I noticed that whatever it was seemed to stay away from the camp so that we never heard movement or other distinguishable characteristics. I felt with the movement and rather unnerving nature of the event I would rather retire for the evening!
We went to bed and had no further incident. I explored the next day and was unable to locate tracks of any sort or other proof of what it was. I just dismissed it at perhaps a very noisy critter of some sort. This changed when I came accross Matt M.'s vocalizations from Ohio.
I will say based on my best memory that the noise I heard in the woods that night had a shockingly similar sound. I have hunted all my life as well as been in the mountains and I never have heard somthing like that before or since! I simply do not know what the source of the noise was.
ALSO NOTICED: Nothing. The cabin, terain, and circumstances were as they always are.
OTHER WITNESSES: We just finished eating and were outside relaxing. Our voices were a normal conversation level.

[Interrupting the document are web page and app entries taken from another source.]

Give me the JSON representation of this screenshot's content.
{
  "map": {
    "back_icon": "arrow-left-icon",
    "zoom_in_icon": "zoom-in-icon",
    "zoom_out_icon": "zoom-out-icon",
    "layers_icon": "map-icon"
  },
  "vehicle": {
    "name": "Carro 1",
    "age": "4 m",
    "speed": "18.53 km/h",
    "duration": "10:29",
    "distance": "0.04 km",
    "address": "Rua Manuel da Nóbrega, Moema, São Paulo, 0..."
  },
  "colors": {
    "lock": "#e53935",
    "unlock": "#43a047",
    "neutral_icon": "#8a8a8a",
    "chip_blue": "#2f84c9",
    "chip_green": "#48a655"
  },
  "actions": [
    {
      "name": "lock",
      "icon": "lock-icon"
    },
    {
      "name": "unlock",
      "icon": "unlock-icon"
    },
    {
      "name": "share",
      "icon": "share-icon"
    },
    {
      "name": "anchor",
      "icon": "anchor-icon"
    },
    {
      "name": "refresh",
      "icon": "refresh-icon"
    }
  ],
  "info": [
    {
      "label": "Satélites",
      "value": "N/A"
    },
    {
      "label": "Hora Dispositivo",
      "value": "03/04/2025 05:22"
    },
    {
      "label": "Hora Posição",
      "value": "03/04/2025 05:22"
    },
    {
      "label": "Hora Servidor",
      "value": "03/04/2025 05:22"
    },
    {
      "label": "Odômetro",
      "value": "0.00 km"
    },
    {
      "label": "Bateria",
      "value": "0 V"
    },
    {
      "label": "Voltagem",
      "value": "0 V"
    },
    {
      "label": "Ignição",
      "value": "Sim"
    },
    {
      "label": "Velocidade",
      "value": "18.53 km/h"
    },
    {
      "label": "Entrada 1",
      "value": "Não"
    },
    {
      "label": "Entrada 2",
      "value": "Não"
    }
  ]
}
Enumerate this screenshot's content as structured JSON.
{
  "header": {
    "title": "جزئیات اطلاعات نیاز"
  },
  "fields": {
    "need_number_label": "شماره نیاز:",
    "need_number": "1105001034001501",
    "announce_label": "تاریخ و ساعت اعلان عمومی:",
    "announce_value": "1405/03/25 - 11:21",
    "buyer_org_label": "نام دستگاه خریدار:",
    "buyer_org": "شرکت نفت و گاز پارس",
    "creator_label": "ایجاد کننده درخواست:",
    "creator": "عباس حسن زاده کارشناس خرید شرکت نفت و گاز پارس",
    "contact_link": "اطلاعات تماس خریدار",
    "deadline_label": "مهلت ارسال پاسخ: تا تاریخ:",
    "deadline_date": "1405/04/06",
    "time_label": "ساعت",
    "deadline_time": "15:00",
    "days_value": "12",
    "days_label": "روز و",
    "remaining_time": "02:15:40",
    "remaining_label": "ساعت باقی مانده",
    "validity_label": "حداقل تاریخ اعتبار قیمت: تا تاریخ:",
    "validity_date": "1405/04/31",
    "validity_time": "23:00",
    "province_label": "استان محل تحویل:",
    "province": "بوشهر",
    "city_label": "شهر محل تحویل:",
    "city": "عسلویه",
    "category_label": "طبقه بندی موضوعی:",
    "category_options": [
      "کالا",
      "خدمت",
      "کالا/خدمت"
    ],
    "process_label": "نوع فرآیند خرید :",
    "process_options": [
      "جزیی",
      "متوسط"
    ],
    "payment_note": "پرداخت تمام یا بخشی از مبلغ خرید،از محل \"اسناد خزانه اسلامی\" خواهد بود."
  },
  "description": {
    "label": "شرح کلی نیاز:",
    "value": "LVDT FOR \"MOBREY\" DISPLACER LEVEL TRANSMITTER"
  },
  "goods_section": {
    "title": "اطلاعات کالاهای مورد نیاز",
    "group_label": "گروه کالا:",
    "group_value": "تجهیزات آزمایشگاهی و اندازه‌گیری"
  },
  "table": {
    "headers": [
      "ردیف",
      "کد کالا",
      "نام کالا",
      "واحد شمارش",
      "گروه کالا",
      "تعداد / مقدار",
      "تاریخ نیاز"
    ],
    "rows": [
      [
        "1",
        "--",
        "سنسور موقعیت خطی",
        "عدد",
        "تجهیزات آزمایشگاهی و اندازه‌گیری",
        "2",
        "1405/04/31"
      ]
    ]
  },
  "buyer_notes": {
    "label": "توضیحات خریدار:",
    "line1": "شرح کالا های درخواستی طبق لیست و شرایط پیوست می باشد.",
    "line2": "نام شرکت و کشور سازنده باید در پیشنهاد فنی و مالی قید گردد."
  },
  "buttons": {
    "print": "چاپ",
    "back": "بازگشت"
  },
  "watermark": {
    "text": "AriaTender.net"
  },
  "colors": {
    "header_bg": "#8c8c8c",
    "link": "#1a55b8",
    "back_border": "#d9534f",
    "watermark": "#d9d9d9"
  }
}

A few hours beforehand we were shooting and making noises that would normally spook off animals.
ENVIRONMENT: The area of the incident is as diverse as it is vast. A common term for this part of PA is the North Central Teir. The mountains are 2 to 4 times larger and much steeper than the ones of my native Lebanon County.
I found that the only way to climb these mountains without half killing yourself is up the hollows.
The terain is very diverse ranging from Laurel 15 feet high and extremely dense, to pine stands on entire hillsides with 10' visibility, to mature open growth with visibility of hundreds of yards.
The food availability is sparse at best. The lack of clear cuts to support browse and extreme hunting pressure in the 60's and 70's has all but turned the area of the incident into a " mountain desert."
There is a fair abundance of water in the creeks, sporadic crops of beechnuts, acorns and rare fruit producing shrubs.
The hill along my cabin is the more open terain, the hollow is a small stand of pines and the origination point of the noise is from a heavily grown Combo of Laurel and Hardwoods with huge rocks around. There are also many blowbowns that I notice seem to attract feeding deer.